There, Mandel mentioned that he’s started to experiment with two handed tapping, having got the idea from a band mate of his own. Kilgore in turn showed the technique to Eddie Van Halen who was intrigued, and determined that he’d incorporate this method into his own playing – BUT in a way that nobody had ever seen or experienced before.
He didn’t let on – certainly didn’t showcase the technique much on stage until at least 1977. But, as was his way, he was working it, honing it, making sure he’d be the best. They carried on with the parties, clubs and local auditoriums – have a listen to this one in Pasadena. And Eddie was preparing himself all the time.
And all the while, the following built to a fever pitch. There was the famous Battle of Pasadena even as far back as 1974, when riot police and helicopters broke up a gig.
So you can imagine what the level of expectation was by 1978. When legendary producer Ted Templeman finally discovered the band and pushed Warner to sign them, he was intoxicated by Eddie’s playing, and encouraged him to bring out the tapping to showcase his greatness – on that first album, and increasingly in his live playing.
The album duly came out – Eruption and all – and the Eddie Van Halen tapping legend was born. He’s always been a bit coy about his origins, and like all great players, he has plenty of influences. But most people agree that the chance encounter with Harvey Mandel was what kicked it all off.
And the legend would only grow, thanks to a world tour mostly supporting Black Sabbath. Now, Black Sabbath in 1978 were at a low ebb, worn down by the constant booze and drug-fueled in-fighting.
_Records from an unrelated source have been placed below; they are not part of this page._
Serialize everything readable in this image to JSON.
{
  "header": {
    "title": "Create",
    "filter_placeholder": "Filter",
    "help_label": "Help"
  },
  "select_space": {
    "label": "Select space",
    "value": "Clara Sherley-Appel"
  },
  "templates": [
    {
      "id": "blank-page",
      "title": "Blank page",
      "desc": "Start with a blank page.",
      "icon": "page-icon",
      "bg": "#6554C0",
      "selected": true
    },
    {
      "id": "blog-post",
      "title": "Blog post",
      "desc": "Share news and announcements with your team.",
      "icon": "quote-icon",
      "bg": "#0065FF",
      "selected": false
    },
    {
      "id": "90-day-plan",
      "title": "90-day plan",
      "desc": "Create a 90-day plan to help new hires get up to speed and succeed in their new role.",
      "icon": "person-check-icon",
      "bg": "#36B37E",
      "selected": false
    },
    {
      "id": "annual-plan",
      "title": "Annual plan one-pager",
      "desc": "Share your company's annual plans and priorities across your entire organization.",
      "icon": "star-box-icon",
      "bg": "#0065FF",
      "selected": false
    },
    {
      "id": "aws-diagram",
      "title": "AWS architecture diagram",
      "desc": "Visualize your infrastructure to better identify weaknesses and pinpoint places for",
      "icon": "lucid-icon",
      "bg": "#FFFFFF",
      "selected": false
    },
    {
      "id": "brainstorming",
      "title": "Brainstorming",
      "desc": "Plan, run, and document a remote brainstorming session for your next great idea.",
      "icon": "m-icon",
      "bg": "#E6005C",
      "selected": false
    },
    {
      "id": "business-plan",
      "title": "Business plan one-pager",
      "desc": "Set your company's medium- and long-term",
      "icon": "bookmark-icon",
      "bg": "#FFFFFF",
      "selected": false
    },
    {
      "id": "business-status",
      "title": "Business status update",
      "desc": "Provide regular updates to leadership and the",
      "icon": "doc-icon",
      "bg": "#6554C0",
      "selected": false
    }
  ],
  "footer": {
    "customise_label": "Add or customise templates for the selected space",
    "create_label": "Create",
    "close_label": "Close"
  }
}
Things were looking bleak, and indeed, Ozzy would be fired not long after the Van Halen tour.
‘Let’s find someone rubbish…’
They’d already been shown up by KISS on a previous tour and didn’t want to take any chances. ‘Get us a local bar band from LA,’ were the instructions handed down.
Management duly obliged – Van Halen were still doing the local club scene after all. Sure enough, it was a disaster for Sabbath, who were blown away by the upstarts most nights. They looked past it compared to these LA powerhouses, who were informed during the UK leg that their album had just gone gold.
Making an Entrance
During the US leg, Van Halen outdid Sabbath by pretending to parachute into the stadium in LA. Real skydivers had dropped into the area behind the stage, then switched places in the back of a van with Van Halen, who were dressed in the same outfits.
After a cocaine snorting war with Roth in Alabama, Ozzy went missing and the Sabbath portion of the show had to be cancelled. (Van Halen had played their set). The fans were non-plussed and trashed the place.
It all culminated in a triumphant last night in San Diego, by which time they’d become world stars, in a clear changing of the guard. Black Sabbath didn’t even pretend they could compete at that time, and would re-invent themselves in due course, but Van Halen had arrived in all their tapping, bending and screaming glory.
Eddie was now a trailblazer, setting the scene for all those 80s shredders we know and love – Steve Vai, Jason Becker, Yngwie – the list goes on. Let’s play out with some footage of that 1978 tour with all its relentless energy. Enjoy.
Who’s the guitar virtuoso king in Classic Heavy Metal? Eddie Van Halen with his ground breaking tapping style? Or do you prefer somebody else? What’s Eddie’s legacy now?
Share your thoughts in the comments below.